Mirroring these two is the platonic report of Phil and Lem as oddballs in relationship to the world around them. Watching these two conquer humor using math (The sheer volume of wonderful quotes from this episode is so staggering I’d be here all day if I listed every one but let’s just go with this: “Math my friend, she’s always been there for you” “If she ever took physical form, I’d leave my wife and marry her” “Stand in line, my friend”) is priceless.
Speaking of memos, Veronica Palmer starts to feel guilt over the fact that she was promoted to her current position at the expense of another employee, Walter, (Chris Parnell, who was a go-to for guest star roles in the late aughts), whose life has gone downhill as a result. It’s when speaking about this guilt that we see Veronica so devoid of emotions that she comes off as a psychopath. It’s a character trajectory similar in nature to Dennis Reynolds on “It’s Always Sunny in Philadelphia” and it’s played equally as well here. Veronica’s attempts at an apology lead to guilt sex and just when you start to feel sorry for her (which is pretty immediately), you know that when the time comes to break up with him, she’s going to tear him to pieces with her trademark iciness. Surprisingly, she shows him a little mercy with a nice little corner office. Who knows if Walter (who seems incompetent and only made progress with Veronica because she was guilty) deserves a promotion to a better office, but one of the themes of the show is humanity vs bureaucracy and it’s a nice little touch that Veronica chose to do something oddly human.
The cast has a solid core of five but they rotate in and out characters as needed for the episode. In addition to Chris Parnell, there’s also the shy bespectacled Asian Debbie and the HR lady. They’re all funny characters who gracefully made their marks and exited (at least, as far as I know) but one hopes if the show went past two seasons, we might have seen a return of these guys in an expanded universe sort of way.
Speaking of the “what ifs” if this show continued past two seasons, it’s interesting to wonder if Ted might have gotten more developed as a comic creation. Let me preface this by saying that A) Jay Harrington has done some good work (particularly on “Benched”) as a comic actor and B) the straight man can often be a thankless role.

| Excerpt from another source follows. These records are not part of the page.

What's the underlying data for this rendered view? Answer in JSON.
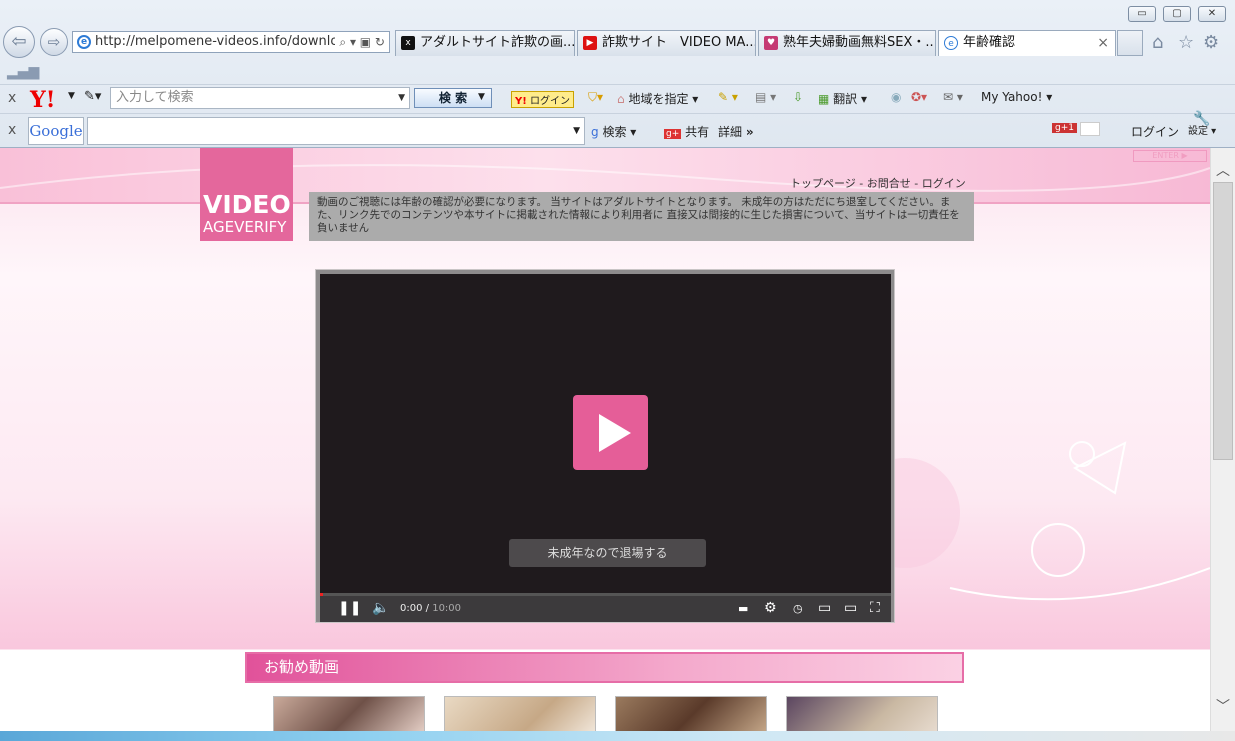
{
  "browser": {
    "address": "http://melpomene-videos.info/downloa",
    "tabs": [
      {
        "label": "アダルトサイト詐欺の画...",
        "icon": "x-icon"
      },
      {
        "label": "詐欺サイト　VIDEO MA...",
        "icon": "youtube-icon"
      },
      {
        "label": "熟年夫婦動画無料SEX・...",
        "icon": "site-icon"
      },
      {
        "label": "年齢確認",
        "icon": "ie-icon"
      }
    ],
    "window_controls": [
      "minimize",
      "maximize",
      "close"
    ]
  },
  "yahoo_toolbar": {
    "search_placeholder": "入力して検索",
    "search_button": "検 索",
    "login": "ログイン",
    "region": "地域を指定",
    "translate": "翻訳",
    "my_yahoo": "My Yahoo!"
  },
  "google_toolbar": {
    "logo": "Google",
    "search": "検索",
    "share": "共有",
    "details": "詳細",
    "login": "ログイン",
    "settings": "設定"
  },
  "page": {
    "logo_line1": "VIDEO",
    "logo_line2": "AGEVERIFY",
    "top_links": "トップページ - お問合せ - ログイン",
    "enter": "ENTER",
    "notice": "動画のご視聴には年齢の確認が必要になります。 当サイトはアダルトサイトとなります。 未成年の方はただにち退室してください。また、リンク先でのコンテンツや本サイトに掲載された情報により利用者に 直接又は間接的に生じた損害について、当サイトは一切責任を負いません",
    "exit_button": "未成年なので退場する",
    "time_current": "0:00",
    "time_total": "10:00",
    "recommend_title": "お勧め動画",
    "thumb_count": 4
  },
  "colors": {
    "accent_pink": "#e4679c",
    "play_pink": "#e55e98",
    "player_bg": "#1f1a1d"
  }
}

However, there’s some room to be the straight man and add to the comedy (think Dave Foley in “Newsradio”) and there’s some room for improvement here (I know I sound like a kindergarten teacher, sorry).
It’s also interesting to note that all four women in this episode have had or have an unstoppable attraction to Ted. The HR lady drops her guard almost instantly; Debbie apparently is shy because she is tongue-tied in sexual frustration over Ted; Linda has the resolve to intellectually challenge Ted but she never has the resolve to ever pretend she’s not attracted to him; and while Veronica isn’t making googly eyes at Ted, she’s never been emotional anyway. It’s almost as if being superhot is his main character trait (although one could argue that A LOT of women have been painted this way in sitcom TV).
Also, when you stop to think about it, the way Ted doesn’t even acknowledge Debbie’s awkward burst of “WILL YOU GO OUT WITH ME” is kind of cruel. She probably won’t open her mouth in meetings for another year or two out of shame. Poor Debbie.